▶ [AIM OF THE EXERCISE]: Could you copy all of the records below exactly as they appear?

▶ [DATA LISTING]:
== Segment start ==

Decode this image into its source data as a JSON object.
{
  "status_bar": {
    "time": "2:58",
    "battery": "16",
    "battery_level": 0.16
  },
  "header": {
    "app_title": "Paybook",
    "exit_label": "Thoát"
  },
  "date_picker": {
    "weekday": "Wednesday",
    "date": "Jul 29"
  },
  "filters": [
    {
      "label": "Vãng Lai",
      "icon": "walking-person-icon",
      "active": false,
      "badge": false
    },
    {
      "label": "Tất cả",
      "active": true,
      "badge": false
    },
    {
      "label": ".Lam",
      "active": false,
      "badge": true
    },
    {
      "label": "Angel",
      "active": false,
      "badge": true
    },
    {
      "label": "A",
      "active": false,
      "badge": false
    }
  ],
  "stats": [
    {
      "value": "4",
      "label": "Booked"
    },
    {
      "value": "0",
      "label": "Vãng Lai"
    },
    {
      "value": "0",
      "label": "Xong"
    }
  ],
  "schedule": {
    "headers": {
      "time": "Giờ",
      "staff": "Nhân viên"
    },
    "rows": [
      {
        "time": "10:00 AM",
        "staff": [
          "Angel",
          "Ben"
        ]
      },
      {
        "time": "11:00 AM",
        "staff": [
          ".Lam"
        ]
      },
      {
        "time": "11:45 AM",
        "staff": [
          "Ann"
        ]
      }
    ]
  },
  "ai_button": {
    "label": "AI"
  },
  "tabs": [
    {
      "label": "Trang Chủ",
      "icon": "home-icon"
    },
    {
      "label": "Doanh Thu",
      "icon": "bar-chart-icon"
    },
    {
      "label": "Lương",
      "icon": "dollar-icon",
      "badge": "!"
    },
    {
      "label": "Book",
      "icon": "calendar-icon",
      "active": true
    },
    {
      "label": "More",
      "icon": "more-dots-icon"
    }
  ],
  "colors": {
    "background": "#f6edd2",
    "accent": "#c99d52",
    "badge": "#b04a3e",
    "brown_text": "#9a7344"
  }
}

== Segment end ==

▶ [TASK RESULT]:
Decode this image into its source data as a JSON object.
{
  "status_bar": {
    "time": "2:58",
    "battery": "16",
    "battery_level": 0.16
  },
  "header": {
    "app_title": "Paybook",
    "exit_label": "Thoát"
  },
  "date_picker": {
    "weekday": "Wednesday",
    "date": "Jul 29"
  },
  "filters": [
    {
      "label": "Vãng Lai",
      "icon": "walking-person-icon",
      "active": false,
      "badge": false
    },
    {
      "label": "Tất cả",
      "active": true,
      "badge": false
    },
    {
      "label": ".Lam",
      "active": false,
      "badge": true
    },
    {
      "label": "Angel",
      "active": false,
      "badge": true
    },
    {
      "label": "A",
      "active": false,
      "badge": false
    }
  ],
  "stats": [
    {
      "value": "4",
      "label": "Booked"
    },
    {
      "value": "0",
      "label": "Vãng Lai"
    },
    {
      "value": "0",
      "label": "Xong"
    }
  ],
  "schedule": {
    "headers": {
      "time": "Giờ",
      "staff": "Nhân viên"
    },
    "rows": [
      {
        "time": "10:00 AM",
        "staff": [
          "Angel",
          "Ben"
        ]
      },
      {
        "time": "11:00 AM",
        "staff": [
          ".Lam"
        ]
      },
      {
        "time": "11:45 AM",
        "staff": [
          "Ann"
        ]
      }
    ]
  },
  "ai_button": {
    "label": "AI"
  },
  "tabs": [
    {
      "label": "Trang Chủ",
      "icon": "home-icon"
    },
    {
      "label": "Doanh Thu",
      "icon": "bar-chart-icon"
    },
    {
      "label": "Lương",
      "icon": "dollar-icon",
      "badge": "!"
    },
    {
      "label": "Book",
      "icon": "calendar-icon",
      "active": true
    },
    {
      "label": "More",
      "icon": "more-dots-icon"
    }
  ],
  "colors": {
    "background": "#f6edd2",
    "accent": "#c99d52",
    "badge": "#b04a3e",
    "brown_text": "#9a7344"
  }
}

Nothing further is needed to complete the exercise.